Virgil’s Georgics exists in the shadow of war, and presents the alternative thereto, the rugged, difficult, intensely disciplined, yet bucolic life of the farmer. The life of the farmer is a welcome escape from that of war (and all the concerns of the city that lead to war). Happy they are, if only they consent to know their happiness:
How lucky, if they know their happiness,
Are farmers, more than lucky, they for whom,
Far from the clash of arms, the earth herself,
Most fair in dealing, freely lavishes
An easy livelihood. (Bk. II)
But it was not always such: there was not always war. Virgil tells of a time before the age of Jove:
And earlier still, before the Cretand king,
Dictaean Jove, held sway and an impious age
Of men began to feast on slaughtered oxen,
This life was led on earth by golden Saturn,
When none had ever heard the trumpet blown
Or heard the sword-blade clanking on the anvil. (Bk. II)
Such an age is no longer. Now war and farming coexist, removed from one another, yet not wholly removed.
At the intersection of these two lives is love, the animal side of it:
Indeed all species in the world, of men,
Wild beasts and fish, cattled and coloured birds
Rush madly into the furnace: love is common
To all. (Bk. III)
The farmer must control it in his animals, avoid it where harmful and use it deliberately where beneficial. Yet equally it lies behind war. Behind the Trojan war, Helen, and the men who desired her; behind the Latin war, Lavinia, and the men who desired her. We may wonder, given this connection, about the possibility of the age prior to Jove.

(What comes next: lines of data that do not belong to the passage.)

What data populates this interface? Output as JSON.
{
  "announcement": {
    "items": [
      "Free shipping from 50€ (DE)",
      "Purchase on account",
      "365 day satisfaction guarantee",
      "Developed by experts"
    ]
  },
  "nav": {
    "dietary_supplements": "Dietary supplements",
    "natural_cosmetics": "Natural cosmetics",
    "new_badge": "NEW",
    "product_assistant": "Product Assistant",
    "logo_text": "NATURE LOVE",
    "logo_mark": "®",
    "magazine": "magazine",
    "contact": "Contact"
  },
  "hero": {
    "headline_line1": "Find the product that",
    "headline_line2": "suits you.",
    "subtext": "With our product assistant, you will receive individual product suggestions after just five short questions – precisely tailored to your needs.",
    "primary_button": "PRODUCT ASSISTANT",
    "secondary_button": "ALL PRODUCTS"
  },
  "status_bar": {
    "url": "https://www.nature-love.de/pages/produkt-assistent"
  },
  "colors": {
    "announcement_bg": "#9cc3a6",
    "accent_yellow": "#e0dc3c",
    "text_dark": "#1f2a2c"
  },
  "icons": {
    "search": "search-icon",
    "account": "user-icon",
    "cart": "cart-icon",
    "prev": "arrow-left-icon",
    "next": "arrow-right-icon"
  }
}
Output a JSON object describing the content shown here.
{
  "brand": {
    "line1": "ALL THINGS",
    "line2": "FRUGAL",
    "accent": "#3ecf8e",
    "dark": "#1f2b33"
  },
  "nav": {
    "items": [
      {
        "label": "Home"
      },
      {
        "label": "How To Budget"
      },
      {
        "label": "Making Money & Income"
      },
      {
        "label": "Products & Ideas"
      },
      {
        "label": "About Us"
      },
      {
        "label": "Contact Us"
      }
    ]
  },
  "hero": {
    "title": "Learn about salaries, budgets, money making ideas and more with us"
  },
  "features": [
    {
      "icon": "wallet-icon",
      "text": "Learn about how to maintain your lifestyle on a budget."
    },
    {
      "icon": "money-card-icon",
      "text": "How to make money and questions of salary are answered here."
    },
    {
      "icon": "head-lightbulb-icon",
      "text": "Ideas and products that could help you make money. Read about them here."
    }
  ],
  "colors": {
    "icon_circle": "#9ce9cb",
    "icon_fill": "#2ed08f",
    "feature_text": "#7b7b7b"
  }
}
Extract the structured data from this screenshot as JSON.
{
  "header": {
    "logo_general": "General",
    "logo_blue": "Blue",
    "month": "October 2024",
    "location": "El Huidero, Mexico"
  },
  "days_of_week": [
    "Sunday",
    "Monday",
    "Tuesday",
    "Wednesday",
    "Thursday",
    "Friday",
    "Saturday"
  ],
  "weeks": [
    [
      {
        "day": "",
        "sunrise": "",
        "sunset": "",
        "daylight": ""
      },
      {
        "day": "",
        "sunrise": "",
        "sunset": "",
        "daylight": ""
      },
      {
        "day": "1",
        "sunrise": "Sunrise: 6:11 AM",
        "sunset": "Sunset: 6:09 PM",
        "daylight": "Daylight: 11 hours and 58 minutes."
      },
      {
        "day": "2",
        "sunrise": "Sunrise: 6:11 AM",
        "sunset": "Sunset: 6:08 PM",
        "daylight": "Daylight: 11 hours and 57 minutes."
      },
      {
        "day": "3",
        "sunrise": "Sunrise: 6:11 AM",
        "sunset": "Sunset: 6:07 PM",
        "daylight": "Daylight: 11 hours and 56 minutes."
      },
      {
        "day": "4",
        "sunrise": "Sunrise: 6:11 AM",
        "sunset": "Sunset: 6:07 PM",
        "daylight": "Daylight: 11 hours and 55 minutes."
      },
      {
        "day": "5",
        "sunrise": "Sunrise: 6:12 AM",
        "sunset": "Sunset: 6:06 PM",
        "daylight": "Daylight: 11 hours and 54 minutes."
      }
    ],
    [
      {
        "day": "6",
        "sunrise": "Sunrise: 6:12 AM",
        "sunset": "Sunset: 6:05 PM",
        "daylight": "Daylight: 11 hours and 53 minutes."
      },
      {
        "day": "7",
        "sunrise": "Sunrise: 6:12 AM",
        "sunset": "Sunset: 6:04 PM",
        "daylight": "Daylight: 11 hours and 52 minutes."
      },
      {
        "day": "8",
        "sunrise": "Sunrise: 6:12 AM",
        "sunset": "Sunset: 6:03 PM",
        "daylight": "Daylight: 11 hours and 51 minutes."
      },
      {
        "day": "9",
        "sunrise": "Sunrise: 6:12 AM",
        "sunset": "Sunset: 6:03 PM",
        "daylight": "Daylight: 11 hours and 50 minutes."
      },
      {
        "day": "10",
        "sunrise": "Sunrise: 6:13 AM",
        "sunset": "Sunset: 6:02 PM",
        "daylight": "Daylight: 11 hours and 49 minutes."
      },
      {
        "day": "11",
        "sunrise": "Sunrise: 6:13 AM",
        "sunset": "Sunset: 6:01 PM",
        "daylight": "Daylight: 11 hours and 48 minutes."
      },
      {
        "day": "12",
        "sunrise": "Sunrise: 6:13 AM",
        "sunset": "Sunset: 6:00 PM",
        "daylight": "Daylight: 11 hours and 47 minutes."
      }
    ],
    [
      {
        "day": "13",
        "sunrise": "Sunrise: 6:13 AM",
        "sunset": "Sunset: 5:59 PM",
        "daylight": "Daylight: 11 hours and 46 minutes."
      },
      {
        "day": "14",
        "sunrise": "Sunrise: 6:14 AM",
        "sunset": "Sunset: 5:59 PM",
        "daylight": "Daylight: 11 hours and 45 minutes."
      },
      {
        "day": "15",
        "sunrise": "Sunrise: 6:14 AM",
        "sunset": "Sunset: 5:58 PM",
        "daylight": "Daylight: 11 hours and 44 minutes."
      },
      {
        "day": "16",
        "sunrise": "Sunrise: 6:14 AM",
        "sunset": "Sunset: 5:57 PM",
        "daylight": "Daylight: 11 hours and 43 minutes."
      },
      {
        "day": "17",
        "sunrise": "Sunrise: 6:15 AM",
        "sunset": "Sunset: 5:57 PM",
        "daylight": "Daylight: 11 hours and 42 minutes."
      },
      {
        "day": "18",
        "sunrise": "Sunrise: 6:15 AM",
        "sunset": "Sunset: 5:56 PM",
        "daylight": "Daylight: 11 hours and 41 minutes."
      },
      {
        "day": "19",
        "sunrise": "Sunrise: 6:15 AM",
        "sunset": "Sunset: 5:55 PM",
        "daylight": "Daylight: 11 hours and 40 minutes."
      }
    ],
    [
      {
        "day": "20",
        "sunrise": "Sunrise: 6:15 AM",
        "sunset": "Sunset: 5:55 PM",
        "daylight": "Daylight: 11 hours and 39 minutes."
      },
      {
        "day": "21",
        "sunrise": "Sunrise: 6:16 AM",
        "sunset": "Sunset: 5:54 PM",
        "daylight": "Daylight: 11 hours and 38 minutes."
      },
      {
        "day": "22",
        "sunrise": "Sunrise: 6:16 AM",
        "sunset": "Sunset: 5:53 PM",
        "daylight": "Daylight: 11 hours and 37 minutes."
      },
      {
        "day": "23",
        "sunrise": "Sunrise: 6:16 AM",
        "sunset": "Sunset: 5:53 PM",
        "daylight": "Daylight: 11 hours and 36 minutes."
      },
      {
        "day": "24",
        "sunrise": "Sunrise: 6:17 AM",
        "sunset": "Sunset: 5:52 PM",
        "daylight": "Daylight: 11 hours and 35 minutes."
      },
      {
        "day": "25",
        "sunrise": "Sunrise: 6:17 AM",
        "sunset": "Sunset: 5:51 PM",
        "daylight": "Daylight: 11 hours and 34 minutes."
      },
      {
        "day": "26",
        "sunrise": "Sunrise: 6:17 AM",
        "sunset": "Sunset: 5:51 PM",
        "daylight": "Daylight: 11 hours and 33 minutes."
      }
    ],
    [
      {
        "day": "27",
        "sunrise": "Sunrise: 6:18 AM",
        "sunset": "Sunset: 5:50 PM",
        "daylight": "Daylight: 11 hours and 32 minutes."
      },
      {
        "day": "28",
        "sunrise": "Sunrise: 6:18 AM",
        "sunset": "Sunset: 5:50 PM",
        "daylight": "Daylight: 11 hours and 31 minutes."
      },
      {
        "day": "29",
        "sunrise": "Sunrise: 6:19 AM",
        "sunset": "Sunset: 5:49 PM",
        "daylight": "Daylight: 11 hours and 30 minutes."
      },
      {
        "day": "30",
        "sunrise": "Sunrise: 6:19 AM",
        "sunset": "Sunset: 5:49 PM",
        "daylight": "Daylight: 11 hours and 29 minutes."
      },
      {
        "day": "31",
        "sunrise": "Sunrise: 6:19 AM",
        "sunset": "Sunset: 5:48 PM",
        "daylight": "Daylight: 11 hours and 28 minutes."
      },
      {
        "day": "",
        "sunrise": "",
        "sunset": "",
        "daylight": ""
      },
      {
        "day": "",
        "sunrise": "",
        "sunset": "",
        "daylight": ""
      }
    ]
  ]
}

This is Virgil’s advantage over Homer: he captures the true antagonism. With Homer we have the Iliad, the great story of collective struggle in war, and the Odyssey, the great story of the individual struggle to return home. Virgil recognizes that these are one and the same story, and so combines them in the Aeneid. (He recognizes, further, that in a war-torn land we are exiles, lacking a home to which to return.) They do not form a true contrast. For that is needed an alternative to war and its destruction – and thus we have the Georgics.
This post relies on the Wilkinson translation of the Georgics (Penguin Classics, 1982).